▸ **TASK STATEMENT**
Without changing a single character, copy every record below.

==== RECORDED INFORMATION

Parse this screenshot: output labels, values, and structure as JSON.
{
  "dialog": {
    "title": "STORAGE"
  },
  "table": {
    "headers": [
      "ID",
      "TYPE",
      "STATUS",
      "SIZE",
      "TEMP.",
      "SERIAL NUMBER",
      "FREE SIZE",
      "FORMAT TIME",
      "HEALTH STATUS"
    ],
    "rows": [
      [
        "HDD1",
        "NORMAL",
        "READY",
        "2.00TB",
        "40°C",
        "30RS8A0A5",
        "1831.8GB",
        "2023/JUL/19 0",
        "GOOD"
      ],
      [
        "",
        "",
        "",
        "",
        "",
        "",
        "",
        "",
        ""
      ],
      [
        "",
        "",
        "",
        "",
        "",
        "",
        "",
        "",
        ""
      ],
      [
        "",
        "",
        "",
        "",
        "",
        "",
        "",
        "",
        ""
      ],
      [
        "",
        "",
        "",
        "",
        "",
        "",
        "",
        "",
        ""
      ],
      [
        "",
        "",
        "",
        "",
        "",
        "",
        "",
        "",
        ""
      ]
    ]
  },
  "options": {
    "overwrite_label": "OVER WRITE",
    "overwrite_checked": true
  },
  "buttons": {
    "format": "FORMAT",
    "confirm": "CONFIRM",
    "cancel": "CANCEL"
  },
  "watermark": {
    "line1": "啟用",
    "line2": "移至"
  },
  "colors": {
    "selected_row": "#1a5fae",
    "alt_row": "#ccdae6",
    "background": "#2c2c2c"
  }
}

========

▸ **ANSWER TO THIS TASK**
Parse this screenshot: output labels, values, and structure as JSON.
{
  "dialog": {
    "title": "STORAGE"
  },
  "table": {
    "headers": [
      "ID",
      "TYPE",
      "STATUS",
      "SIZE",
      "TEMP.",
      "SERIAL NUMBER",
      "FREE SIZE",
      "FORMAT TIME",
      "HEALTH STATUS"
    ],
    "rows": [
      [
        "HDD1",
        "NORMAL",
        "READY",
        "2.00TB",
        "40°C",
        "30RS8A0A5",
        "1831.8GB",
        "2023/JUL/19 0",
        "GOOD"
      ],
      [
        "",
        "",
        "",
        "",
        "",
        "",
        "",
        "",
        ""
      ],
      [
        "",
        "",
        "",
        "",
        "",
        "",
        "",
        "",
        ""
      ],
      [
        "",
        "",
        "",
        "",
        "",
        "",
        "",
        "",
        ""
      ],
      [
        "",
        "",
        "",
        "",
        "",
        "",
        "",
        "",
        ""
      ],
      [
        "",
        "",
        "",
        "",
        "",
        "",
        "",
        "",
        ""
      ]
    ]
  },
  "options": {
    "overwrite_label": "OVER WRITE",
    "overwrite_checked": true
  },
  "buttons": {
    "format": "FORMAT",
    "confirm": "CONFIRM",
    "cancel": "CANCEL"
  },
  "watermark": {
    "line1": "啟用",
    "line2": "移至"
  },
  "colors": {
    "selected_row": "#1a5fae",
    "alt_row": "#ccdae6",
    "background": "#2c2c2c"
  }
}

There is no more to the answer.